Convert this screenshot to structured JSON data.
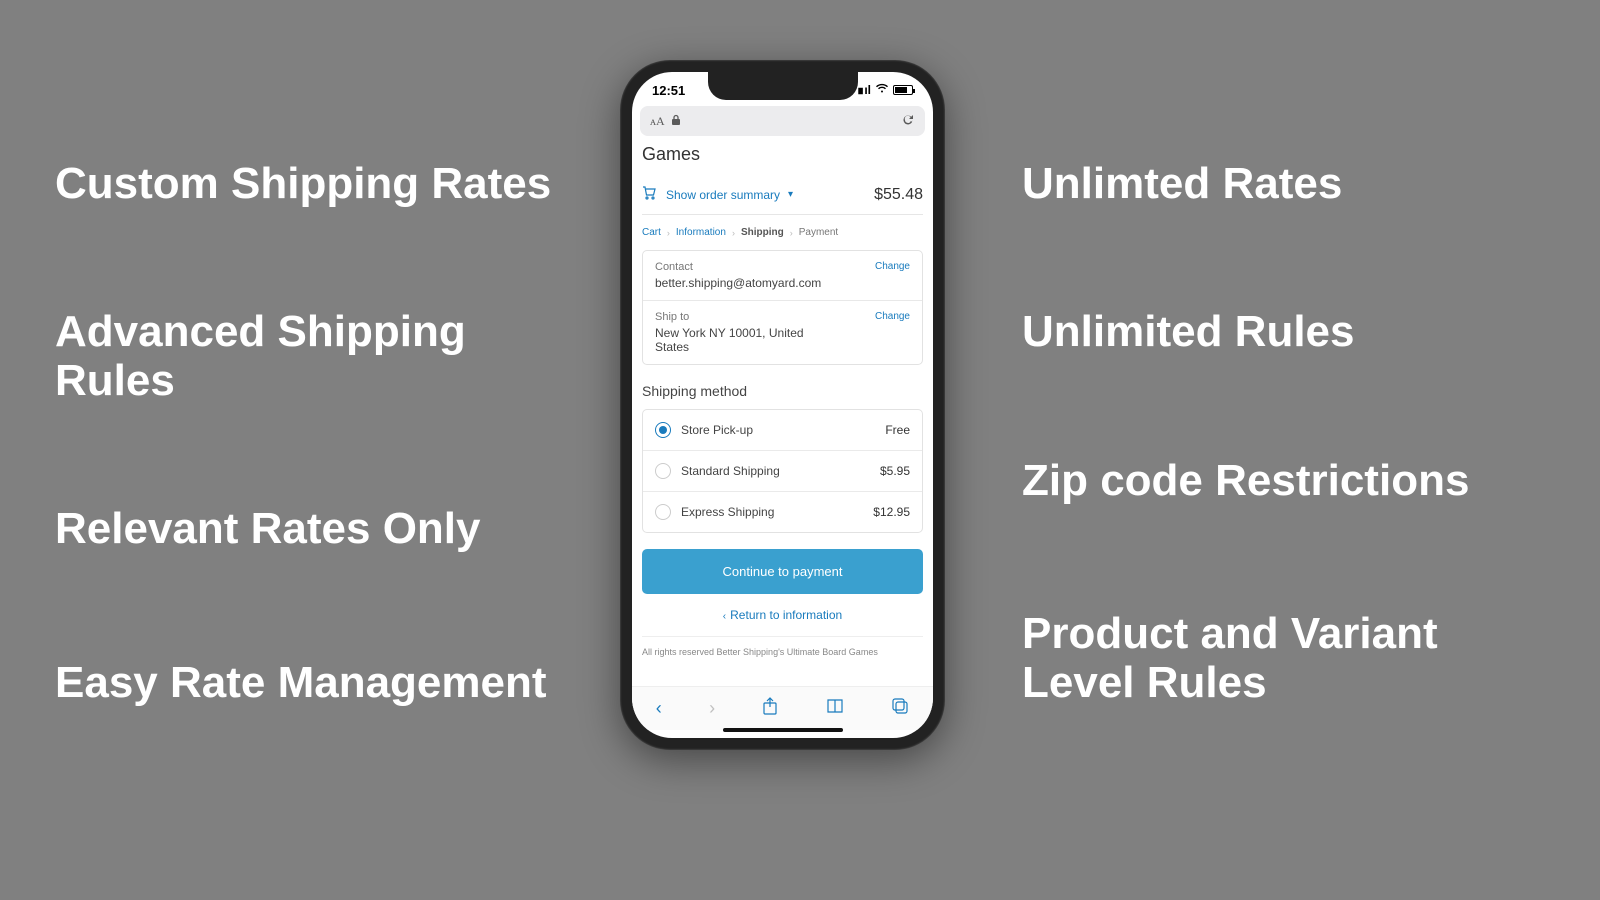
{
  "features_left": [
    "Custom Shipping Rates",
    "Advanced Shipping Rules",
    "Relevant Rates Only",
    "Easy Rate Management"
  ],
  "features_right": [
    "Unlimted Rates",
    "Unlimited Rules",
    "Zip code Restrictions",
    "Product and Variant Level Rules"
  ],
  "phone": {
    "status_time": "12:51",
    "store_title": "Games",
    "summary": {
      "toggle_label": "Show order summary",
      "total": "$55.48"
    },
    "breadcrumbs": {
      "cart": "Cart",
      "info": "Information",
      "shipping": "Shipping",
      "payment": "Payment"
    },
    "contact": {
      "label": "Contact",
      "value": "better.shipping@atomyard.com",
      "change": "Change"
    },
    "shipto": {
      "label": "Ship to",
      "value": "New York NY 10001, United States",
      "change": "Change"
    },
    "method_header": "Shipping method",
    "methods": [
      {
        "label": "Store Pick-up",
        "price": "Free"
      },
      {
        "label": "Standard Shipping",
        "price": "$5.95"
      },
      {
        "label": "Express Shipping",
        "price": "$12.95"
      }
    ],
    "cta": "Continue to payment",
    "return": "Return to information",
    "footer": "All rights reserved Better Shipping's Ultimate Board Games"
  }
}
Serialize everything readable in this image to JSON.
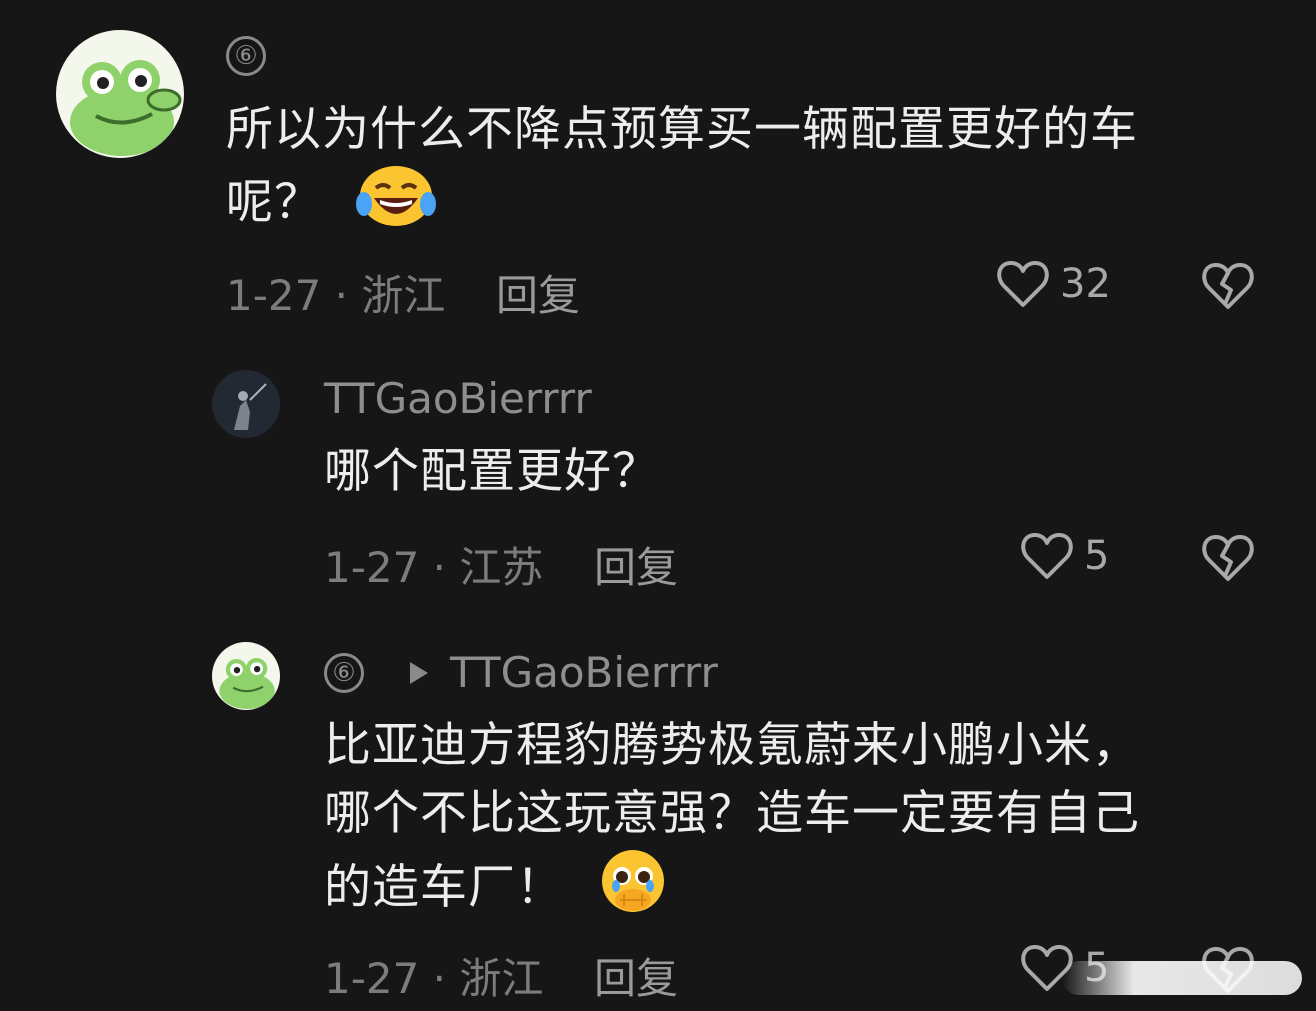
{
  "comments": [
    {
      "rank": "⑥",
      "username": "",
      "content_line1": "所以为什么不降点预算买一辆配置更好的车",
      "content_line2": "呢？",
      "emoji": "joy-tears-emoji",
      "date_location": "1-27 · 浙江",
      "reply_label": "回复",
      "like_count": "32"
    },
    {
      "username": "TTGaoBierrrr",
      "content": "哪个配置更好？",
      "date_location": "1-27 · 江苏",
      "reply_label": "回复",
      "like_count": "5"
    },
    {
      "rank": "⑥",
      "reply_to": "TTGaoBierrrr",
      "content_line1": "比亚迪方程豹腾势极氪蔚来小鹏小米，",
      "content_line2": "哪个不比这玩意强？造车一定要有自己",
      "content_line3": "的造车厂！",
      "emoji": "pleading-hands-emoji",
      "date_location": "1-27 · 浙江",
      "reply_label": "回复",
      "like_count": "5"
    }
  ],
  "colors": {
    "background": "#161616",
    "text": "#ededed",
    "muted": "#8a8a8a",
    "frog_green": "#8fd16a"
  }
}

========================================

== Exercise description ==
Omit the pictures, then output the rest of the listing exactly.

== Response area ==
Convert this screenshot to structured JSON data.
{
  "features_left": [
    "Custom Shipping Rates",
    "Advanced Shipping Rules",
    "Relevant Rates Only",
    "Easy Rate Management"
  ],
  "features_right": [
    "Unlimted Rates",
    "Unlimited Rules",
    "Zip code Restrictions",
    "Product and Variant Level Rules"
  ],
  "phone": {
    "status_time": "12:51",
    "store_title": "Games",
    "summary": {
      "toggle_label": "Show order summary",
      "total": "$55.48"
    },
    "breadcrumbs": {
      "cart": "Cart",
      "info": "Information",
      "shipping": "Shipping",
      "payment": "Payment"
    },
    "contact": {
      "label": "Contact",
      "value": "better.shipping@atomyard.com",
      "change": "Change"
    },
    "shipto": {
      "label": "Ship to",
      "value": "New York NY 10001, United States",
      "change": "Change"
    },
    "method_header": "Shipping method",
    "methods": [
      {
        "label": "Store Pick-up",
        "price": "Free"
      },
      {
        "label": "Standard Shipping",
        "price": "$5.95"
      },
      {
        "label": "Express Shipping",
        "price": "$12.95"
      }
    ],
    "cta": "Continue to payment",
    "return": "Return to information",
    "footer": "All rights reserved Better Shipping's Ultimate Board Games"
  }
}
Serialize everything readable in this image to JSON.
{
  "comments": [
    {
      "rank": "⑥",
      "username": "",
      "content_line1": "所以为什么不降点预算买一辆配置更好的车",
      "content_line2": "呢？",
      "emoji": "joy-tears-emoji",
      "date_location": "1-27 · 浙江",
      "reply_label": "回复",
      "like_count": "32"
    },
    {
      "username": "TTGaoBierrrr",
      "content": "哪个配置更好？",
      "date_location": "1-27 · 江苏",
      "reply_label": "回复",
      "like_count": "5"
    },
    {
      "rank": "⑥",
      "reply_to": "TTGaoBierrrr",
      "content_line1": "比亚迪方程豹腾势极氪蔚来小鹏小米，",
      "content_line2": "哪个不比这玩意强？造车一定要有自己",
      "content_line3": "的造车厂！",
      "emoji": "pleading-hands-emoji",
      "date_location": "1-27 · 浙江",
      "reply_label": "回复",
      "like_count": "5"
    }
  ],
  "colors": {
    "background": "#161616",
    "text": "#ededed",
    "muted": "#8a8a8a",
    "frog_green": "#8fd16a"
  }
}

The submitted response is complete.